BEGIN Data

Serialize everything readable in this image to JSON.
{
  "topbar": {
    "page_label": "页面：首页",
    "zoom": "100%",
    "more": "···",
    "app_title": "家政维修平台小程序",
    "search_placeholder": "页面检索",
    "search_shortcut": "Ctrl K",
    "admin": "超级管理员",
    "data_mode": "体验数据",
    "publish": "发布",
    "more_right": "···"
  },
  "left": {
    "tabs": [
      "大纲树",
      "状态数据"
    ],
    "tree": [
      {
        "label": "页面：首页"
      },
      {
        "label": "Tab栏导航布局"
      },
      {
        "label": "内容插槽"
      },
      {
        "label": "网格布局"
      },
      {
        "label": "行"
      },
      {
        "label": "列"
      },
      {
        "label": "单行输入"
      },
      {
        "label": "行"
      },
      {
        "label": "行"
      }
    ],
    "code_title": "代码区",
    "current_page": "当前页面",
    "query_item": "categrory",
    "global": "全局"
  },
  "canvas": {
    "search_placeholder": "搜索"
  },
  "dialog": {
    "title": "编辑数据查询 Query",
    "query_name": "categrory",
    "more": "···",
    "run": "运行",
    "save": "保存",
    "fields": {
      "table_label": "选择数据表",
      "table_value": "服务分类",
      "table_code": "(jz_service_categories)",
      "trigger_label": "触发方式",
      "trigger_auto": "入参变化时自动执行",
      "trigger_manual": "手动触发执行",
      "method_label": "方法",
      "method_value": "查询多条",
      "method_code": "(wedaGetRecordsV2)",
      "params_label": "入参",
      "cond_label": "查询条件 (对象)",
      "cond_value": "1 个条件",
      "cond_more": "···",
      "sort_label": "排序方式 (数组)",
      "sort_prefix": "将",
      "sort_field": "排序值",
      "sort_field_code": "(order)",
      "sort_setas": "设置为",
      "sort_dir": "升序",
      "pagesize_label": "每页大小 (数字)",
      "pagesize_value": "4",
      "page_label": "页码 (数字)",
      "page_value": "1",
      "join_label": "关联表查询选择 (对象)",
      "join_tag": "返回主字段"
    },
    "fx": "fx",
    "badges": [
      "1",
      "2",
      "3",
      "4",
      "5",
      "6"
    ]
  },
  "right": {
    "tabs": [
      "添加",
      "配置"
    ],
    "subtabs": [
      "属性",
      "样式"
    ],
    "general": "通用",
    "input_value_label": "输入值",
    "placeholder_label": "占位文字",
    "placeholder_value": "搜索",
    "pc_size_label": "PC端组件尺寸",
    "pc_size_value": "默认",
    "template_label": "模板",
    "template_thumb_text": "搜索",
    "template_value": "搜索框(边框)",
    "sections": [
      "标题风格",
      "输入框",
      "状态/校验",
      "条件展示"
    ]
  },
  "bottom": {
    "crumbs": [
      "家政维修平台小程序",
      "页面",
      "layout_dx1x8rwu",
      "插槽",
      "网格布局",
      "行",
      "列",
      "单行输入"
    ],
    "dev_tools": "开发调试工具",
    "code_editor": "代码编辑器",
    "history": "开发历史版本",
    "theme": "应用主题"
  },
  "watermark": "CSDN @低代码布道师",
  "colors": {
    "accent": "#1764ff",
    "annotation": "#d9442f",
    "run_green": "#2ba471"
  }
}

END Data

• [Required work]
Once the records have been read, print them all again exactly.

• [Written response]
Serialize everything readable in this image to JSON.
{
  "topbar": {
    "page_label": "页面：首页",
    "zoom": "100%",
    "more": "···",
    "app_title": "家政维修平台小程序",
    "search_placeholder": "页面检索",
    "search_shortcut": "Ctrl K",
    "admin": "超级管理员",
    "data_mode": "体验数据",
    "publish": "发布",
    "more_right": "···"
  },
  "left": {
    "tabs": [
      "大纲树",
      "状态数据"
    ],
    "tree": [
      {
        "label": "页面：首页"
      },
      {
        "label": "Tab栏导航布局"
      },
      {
        "label": "内容插槽"
      },
      {
        "label": "网格布局"
      },
      {
        "label": "行"
      },
      {
        "label": "列"
      },
      {
        "label": "单行输入"
      },
      {
        "label": "行"
      },
      {
        "label": "行"
      }
    ],
    "code_title": "代码区",
    "current_page": "当前页面",
    "query_item": "categrory",
    "global": "全局"
  },
  "canvas": {
    "search_placeholder": "搜索"
  },
  "dialog": {
    "title": "编辑数据查询 Query",
    "query_name": "categrory",
    "more": "···",
    "run": "运行",
    "save": "保存",
    "fields": {
      "table_label": "选择数据表",
      "table_value": "服务分类",
      "table_code": "(jz_service_categories)",
      "trigger_label": "触发方式",
      "trigger_auto": "入参变化时自动执行",
      "trigger_manual": "手动触发执行",
      "method_label": "方法",
      "method_value": "查询多条",
      "method_code": "(wedaGetRecordsV2)",
      "params_label": "入参",
      "cond_label": "查询条件 (对象)",
      "cond_value": "1 个条件",
      "cond_more": "···",
      "sort_label": "排序方式 (数组)",
      "sort_prefix": "将",
      "sort_field": "排序值",
      "sort_field_code": "(order)",
      "sort_setas": "设置为",
      "sort_dir": "升序",
      "pagesize_label": "每页大小 (数字)",
      "pagesize_value": "4",
      "page_label": "页码 (数字)",
      "page_value": "1",
      "join_label": "关联表查询选择 (对象)",
      "join_tag": "返回主字段"
    },
    "fx": "fx",
    "badges": [
      "1",
      "2",
      "3",
      "4",
      "5",
      "6"
    ]
  },
  "right": {
    "tabs": [
      "添加",
      "配置"
    ],
    "subtabs": [
      "属性",
      "样式"
    ],
    "general": "通用",
    "input_value_label": "输入值",
    "placeholder_label": "占位文字",
    "placeholder_value": "搜索",
    "pc_size_label": "PC端组件尺寸",
    "pc_size_value": "默认",
    "template_label": "模板",
    "template_thumb_text": "搜索",
    "template_value": "搜索框(边框)",
    "sections": [
      "标题风格",
      "输入框",
      "状态/校验",
      "条件展示"
    ]
  },
  "bottom": {
    "crumbs": [
      "家政维修平台小程序",
      "页面",
      "layout_dx1x8rwu",
      "插槽",
      "网格布局",
      "行",
      "列",
      "单行输入"
    ],
    "dev_tools": "开发调试工具",
    "code_editor": "代码编辑器",
    "history": "开发历史版本",
    "theme": "应用主题"
  },
  "watermark": "CSDN @低代码布道师",
  "colors": {
    "accent": "#1764ff",
    "annotation": "#d9442f",
    "run_green": "#2ba471"
  }
}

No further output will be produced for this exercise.